My research interests have been in computer networks and operating systems - particularly in respect of performance guarantees. More recently I have focused on the use of information systems to reduce energy demand. This has resulted in two differnent campaigns.
One is about making energy information more readily available - public availability of raw information and tools that can interpret such information and trying to drive down the cost of fine-grain electricity monitoring. The first is perhaps best seen at the Gates Building energy visualistion (click on the nodes on the tree at the left to get started), the second here. The low cost monitors are now being piloted in the Department of Pathology at Cambridge. The same visualisation tool can be used to look at this information - currently rather nascent - at the Pathology energy page.
The visualisation tool(s) are being worked on and the more important point is that the information used by the tools is publicly available; anyone may develop tools to process the data in better ways. I hope to have animated sankey diagrams later in the year.
The other is a dual realisation that (i) we lack information on occupant behaviour that we might use to contextualise energy use, and (ii) that the way we distribute power for lighting is badly out-of-date. Tbese seemingly disconnected notions jointly give rise to a DC powered lighting and sensor networ. More details to come, but the key ideas are a 24VDC network, battery backed up, easy to integrate renewables (particularly solar), convenient power for processors and sensors (and LEDs), much higher reliability, much more efficient, open platform - not just about lighting, long component lifetime so processor for every light is sensible, drastic reduction in emergency lighting cost, etc. As you can see from the Gates Building energy visualisation, 20% of our electricity use is on lights. We have a single corridor on a DC network with LED lighting that reduces the energy by about a factor of ten. The computer science starts when we begin to gather information from the sensors co-located with the lights. More can be found here.
From 1999 to 2004, I was Head of the Computer Laboratory, and from January 2004 to 2009 I was the University's Pro-Vice-Chancellor for Research. The PVC job involved co-ordinating research policy (including IPR!), providing the academic oversight of
the handling of research grants and contracts, interacting with industrial
sponsors and interacting with UK government on research and third stream
I have taught courses in communications, introductory hardware design and computer systems modelling.
Since 1985 I have been a Fellow of Christ's College, and until 2002 was Director of Studies in Computer Science at Christ's. (I was be Director of Studies again in 2011-12.)I did my undergraduate work in Engineering Science (CS Option) at the University of Toronto finishing in 1977. I then did a one year Masters at Toronto in Electrical Engineering and then a PhD at the University of Cambridge Computer Laboratory which I finished in 1983.
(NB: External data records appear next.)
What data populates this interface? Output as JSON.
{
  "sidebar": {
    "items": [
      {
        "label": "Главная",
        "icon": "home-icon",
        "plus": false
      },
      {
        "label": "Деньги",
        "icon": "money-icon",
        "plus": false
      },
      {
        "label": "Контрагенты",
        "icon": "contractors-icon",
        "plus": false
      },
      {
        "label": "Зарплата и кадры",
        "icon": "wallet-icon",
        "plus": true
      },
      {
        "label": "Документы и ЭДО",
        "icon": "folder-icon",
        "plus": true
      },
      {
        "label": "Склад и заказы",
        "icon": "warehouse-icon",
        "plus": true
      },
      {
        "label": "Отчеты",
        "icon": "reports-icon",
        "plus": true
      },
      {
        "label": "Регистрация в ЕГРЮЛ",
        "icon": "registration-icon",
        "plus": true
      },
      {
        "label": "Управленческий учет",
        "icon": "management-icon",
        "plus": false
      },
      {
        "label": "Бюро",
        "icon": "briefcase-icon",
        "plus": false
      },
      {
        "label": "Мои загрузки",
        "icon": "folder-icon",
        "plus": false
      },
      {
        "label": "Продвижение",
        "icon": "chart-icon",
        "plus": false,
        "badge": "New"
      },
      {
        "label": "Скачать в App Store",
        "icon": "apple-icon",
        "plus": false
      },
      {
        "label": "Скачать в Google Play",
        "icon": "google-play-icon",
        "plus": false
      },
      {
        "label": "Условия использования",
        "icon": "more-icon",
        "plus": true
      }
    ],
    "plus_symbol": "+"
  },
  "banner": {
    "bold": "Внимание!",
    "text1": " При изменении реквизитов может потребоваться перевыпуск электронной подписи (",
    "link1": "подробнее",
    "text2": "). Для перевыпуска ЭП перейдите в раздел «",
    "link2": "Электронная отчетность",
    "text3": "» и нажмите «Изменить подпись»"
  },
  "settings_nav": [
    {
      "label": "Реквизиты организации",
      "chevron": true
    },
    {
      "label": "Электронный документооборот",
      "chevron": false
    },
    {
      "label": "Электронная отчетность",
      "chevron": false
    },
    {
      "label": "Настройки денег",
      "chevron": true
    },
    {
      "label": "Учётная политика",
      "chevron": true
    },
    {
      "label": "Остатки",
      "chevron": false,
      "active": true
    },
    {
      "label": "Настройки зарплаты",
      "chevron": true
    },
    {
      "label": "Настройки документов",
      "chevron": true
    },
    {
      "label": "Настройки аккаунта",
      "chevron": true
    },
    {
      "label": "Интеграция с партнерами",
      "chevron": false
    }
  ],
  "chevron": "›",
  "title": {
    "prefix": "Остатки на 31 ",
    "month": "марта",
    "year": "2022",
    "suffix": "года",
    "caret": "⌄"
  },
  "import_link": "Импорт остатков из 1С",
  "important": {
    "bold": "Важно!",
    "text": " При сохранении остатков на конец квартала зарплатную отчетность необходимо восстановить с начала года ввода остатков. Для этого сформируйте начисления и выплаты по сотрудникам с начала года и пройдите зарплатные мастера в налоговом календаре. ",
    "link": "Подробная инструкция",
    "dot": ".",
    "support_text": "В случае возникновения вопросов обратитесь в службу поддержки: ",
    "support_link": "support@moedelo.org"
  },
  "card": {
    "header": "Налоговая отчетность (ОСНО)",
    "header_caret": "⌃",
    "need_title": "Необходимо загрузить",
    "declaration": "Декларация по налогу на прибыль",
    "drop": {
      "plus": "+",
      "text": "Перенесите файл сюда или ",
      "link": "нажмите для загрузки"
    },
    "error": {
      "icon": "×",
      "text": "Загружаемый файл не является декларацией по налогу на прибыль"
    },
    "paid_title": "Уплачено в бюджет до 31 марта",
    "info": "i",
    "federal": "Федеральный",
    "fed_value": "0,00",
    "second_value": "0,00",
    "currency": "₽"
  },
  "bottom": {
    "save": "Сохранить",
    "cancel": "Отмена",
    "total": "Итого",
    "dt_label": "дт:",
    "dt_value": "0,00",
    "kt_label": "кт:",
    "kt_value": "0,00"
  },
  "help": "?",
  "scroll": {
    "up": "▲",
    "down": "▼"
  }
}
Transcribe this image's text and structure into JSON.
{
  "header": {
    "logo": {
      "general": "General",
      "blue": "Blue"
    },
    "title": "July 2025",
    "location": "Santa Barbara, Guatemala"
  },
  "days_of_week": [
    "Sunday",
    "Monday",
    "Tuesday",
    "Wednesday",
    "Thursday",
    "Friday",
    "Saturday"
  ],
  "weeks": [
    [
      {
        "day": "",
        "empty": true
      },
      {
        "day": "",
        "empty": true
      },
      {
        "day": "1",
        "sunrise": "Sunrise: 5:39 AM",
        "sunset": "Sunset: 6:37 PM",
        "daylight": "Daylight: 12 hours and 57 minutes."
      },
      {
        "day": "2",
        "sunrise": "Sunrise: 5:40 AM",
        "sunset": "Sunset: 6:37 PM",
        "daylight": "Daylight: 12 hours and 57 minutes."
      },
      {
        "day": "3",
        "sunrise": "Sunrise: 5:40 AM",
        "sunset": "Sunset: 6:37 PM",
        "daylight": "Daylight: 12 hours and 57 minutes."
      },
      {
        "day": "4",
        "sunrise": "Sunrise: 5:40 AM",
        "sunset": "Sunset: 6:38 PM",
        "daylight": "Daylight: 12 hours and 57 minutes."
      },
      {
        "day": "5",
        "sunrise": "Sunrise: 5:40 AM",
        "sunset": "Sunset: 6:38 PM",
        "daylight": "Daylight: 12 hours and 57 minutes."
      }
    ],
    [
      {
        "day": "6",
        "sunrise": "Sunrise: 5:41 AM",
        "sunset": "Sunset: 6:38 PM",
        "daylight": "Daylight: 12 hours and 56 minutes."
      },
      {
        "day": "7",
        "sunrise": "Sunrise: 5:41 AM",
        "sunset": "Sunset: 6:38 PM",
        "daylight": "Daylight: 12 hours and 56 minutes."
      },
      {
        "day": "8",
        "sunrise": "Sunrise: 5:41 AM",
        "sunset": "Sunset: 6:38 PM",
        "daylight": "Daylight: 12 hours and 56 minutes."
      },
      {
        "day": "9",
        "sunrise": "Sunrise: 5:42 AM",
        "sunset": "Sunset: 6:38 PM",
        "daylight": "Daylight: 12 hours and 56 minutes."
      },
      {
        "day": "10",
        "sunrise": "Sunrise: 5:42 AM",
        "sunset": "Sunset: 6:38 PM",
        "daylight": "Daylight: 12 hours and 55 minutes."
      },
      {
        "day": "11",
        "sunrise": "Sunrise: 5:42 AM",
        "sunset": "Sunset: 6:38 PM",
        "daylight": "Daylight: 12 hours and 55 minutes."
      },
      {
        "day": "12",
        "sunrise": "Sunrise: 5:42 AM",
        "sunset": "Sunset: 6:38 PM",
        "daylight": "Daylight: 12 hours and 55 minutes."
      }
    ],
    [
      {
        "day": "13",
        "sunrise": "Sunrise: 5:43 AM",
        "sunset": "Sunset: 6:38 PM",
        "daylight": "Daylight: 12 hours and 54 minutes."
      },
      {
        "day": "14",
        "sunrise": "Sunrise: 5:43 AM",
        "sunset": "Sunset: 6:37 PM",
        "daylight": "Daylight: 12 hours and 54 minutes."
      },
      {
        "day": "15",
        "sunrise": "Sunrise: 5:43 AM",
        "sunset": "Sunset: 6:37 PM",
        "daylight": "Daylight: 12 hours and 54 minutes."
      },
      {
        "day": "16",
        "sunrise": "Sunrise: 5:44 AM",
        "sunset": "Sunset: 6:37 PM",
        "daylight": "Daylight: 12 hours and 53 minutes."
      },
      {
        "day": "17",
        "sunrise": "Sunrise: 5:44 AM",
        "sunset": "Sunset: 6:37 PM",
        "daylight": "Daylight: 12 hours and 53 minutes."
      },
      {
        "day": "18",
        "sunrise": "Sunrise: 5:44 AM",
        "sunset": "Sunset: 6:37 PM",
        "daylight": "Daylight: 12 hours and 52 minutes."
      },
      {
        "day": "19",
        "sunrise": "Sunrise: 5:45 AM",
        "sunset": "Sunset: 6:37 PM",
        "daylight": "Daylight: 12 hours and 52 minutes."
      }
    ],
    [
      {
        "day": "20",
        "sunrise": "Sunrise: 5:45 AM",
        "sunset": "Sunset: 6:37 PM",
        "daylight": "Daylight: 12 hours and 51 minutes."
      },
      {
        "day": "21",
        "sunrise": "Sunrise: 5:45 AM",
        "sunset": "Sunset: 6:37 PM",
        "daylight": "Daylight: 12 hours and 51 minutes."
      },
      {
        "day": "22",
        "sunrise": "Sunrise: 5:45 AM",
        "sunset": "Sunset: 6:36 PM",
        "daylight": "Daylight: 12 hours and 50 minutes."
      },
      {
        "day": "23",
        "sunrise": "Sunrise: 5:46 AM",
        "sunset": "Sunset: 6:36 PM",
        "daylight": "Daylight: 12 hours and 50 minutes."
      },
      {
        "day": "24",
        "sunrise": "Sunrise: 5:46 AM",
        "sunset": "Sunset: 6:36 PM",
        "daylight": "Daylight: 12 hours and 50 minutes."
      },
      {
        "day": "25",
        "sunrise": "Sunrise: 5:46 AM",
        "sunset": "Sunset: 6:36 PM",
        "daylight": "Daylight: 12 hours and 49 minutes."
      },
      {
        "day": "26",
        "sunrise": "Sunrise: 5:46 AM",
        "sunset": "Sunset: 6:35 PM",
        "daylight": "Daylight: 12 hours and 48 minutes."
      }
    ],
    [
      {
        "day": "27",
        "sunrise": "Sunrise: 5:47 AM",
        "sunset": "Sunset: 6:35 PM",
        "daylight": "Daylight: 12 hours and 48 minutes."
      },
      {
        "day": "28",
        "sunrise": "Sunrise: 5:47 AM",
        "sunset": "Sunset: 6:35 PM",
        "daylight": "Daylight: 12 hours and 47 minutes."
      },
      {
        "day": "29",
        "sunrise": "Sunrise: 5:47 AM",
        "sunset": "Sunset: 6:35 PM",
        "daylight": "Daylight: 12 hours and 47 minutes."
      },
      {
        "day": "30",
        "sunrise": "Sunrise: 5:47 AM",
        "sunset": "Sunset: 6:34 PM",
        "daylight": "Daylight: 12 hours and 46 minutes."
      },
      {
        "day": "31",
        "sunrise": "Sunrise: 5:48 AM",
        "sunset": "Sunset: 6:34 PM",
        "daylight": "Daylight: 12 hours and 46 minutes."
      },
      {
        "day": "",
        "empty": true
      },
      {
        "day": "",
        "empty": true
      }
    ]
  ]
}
I stayed on at the Computer Laboratory and have been involved in networking/operating system research ever since. I have supervised about 25 completed PhDs.
I was a co-founder of Nemesys Research Limited which exploited the results of research work done in the department, producing hardware and software to allow cost effective video connection to ATM networks. Nemesys was acquired in 1996 by FORE Systems. I later cofounded CPlane Inc which exploited other work in the Department concerned with network control.
Two photos , one from opening of the Gates Building, one from Intel Lab opening.